By Maureen Talarico
Essentia Health-St. Mary’s Medical Center is the first hospital in the Northland to offer orthopedic patients robotic-arm assisted joint replacement surgery.
Called Mako, the robotic-arm assists surgeons performing total knee, partial knee and hip replacement surgeries. The robotic arm combines digital planning, computer technology and surgical technique to allow for the most accurate hip and knee replacements.
“The Mako robotic-arm assisted surgery system is a new technology that provides surgeons a tool with much greater accuracy and safety for performing hip and knee replacement procedures. The more accurately hip and knee implants are placed in the patient’s body, the more successful they will be and the longer they will last,” said Orthopedic Surgeon Dr. Brad Edgerton (left). “Until now, only manual cutting guides were available to surgeons to assist in placement of implants.”
One unique aspect of the Mako surgical system happens well before surgery. CT imaging is done on the knee or hip, allowing for a 3D model, creating an accurate, individual picture for each patient’s joint, identifying the implant size, orientation and alignment based on their unique anatomy. In surgery, using this pre-operative personalized plan, the surgeon guides the robotic-arm to make the precise bone cuts. Adjustments can be made at any time during the operation, since the surgeon is the one performing the operation.
“During the surgery the robotic arm allows me to follow the personalized surgical plan exactly and fine tune it, as needed,” Dr. Edgerton said. “This way, the exact placement of the hip and knee replacement can be assured and the best possible outcomes achieved for our patients. No other orthopedic robotic system incorporates preoperative imaging to allow this degree of accuracy.”
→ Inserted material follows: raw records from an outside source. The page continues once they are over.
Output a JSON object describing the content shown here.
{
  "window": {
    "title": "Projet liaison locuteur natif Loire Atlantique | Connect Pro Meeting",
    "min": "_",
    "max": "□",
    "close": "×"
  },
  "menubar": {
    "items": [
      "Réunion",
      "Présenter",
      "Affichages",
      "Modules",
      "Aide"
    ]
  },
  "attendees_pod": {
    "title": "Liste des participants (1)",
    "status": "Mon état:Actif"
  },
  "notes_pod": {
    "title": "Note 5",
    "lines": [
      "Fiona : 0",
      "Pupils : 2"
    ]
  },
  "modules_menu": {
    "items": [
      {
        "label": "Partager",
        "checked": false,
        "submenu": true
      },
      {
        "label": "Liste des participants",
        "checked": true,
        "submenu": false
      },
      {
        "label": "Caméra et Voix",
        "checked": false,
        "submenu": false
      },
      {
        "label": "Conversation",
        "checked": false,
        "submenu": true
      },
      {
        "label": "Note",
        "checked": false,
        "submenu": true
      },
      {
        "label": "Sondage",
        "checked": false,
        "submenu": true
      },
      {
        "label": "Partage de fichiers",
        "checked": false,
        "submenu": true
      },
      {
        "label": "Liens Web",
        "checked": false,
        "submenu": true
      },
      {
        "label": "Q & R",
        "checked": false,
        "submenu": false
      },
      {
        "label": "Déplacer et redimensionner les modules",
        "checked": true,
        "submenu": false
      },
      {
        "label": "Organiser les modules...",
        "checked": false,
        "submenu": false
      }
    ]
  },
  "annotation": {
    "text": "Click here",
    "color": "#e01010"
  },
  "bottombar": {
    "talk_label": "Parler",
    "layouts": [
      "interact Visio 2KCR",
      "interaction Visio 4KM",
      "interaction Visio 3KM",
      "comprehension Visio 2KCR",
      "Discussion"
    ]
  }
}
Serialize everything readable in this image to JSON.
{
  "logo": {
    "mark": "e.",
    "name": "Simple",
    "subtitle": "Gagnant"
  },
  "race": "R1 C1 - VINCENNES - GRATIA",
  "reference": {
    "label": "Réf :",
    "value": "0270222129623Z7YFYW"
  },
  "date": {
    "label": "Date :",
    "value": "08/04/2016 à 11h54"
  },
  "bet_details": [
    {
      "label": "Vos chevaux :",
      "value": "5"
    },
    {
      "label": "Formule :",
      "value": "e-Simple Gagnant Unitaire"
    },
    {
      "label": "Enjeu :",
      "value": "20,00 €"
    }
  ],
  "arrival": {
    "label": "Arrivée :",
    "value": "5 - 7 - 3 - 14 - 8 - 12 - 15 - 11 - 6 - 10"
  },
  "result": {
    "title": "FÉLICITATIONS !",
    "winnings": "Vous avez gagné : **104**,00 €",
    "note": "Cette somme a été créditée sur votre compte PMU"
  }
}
Mako also benefits patients by targeting only the part of the knee that is damaged, sparing healthy bone and ligaments. A partial or total knee replacement can be done with great accuracy than normal instruments have previously allowed.
“Because we know exactly what we will be doing for a patient ahead of the operation, we won’t need bulky cutting blocks to guide our bone preparation, allowing for a less invasive surgery and a quicker recovery period,” said Dr. Edgerton.
Any patient who is a candidate for a partial knee, total knee or total hip replacement can chose the Mako technology.
“At Essentia Health, we are committed to medically preparing patients for joint replacement surgery and using all proven non-operative measures before operating and the Mako system does not change that,” Dr. Edgerton said.
Dr. Edgerton has completed the full training program for Mako, including study at Stryker’s main headquarters where Mako was developed, labs with nationally recognized experts on robotic joint replacement procedures and participating in surgeries at established centers.
“Professionally, I am committed to providing the highest quality joint replacement possible and the Mako technology is another advancement in our ability to bring higher quality, more precise and safer joint replacement surgery to our patients,” said Dr. Edgerton. “I am excited to bring this technology to our patients in northern Minnesota and Wisconsin. We know the guiding principles that ensure a good outcome for our patients, but we have never before had a tool this accurate to allow us to achieve those goals.”
Total knee replacements are expected to increase 673 percent by 2030 in the U.S. St. Mary’s anticipates 250 Mako robotic-arm assisted surgeries by June 2019.
“My practice is exclusively hip and knee replacement and revisions of those operations as needed. Despite performing more than 300 joint replacements a year, I think this technology will allow me to do an even better job for my patients,” he added.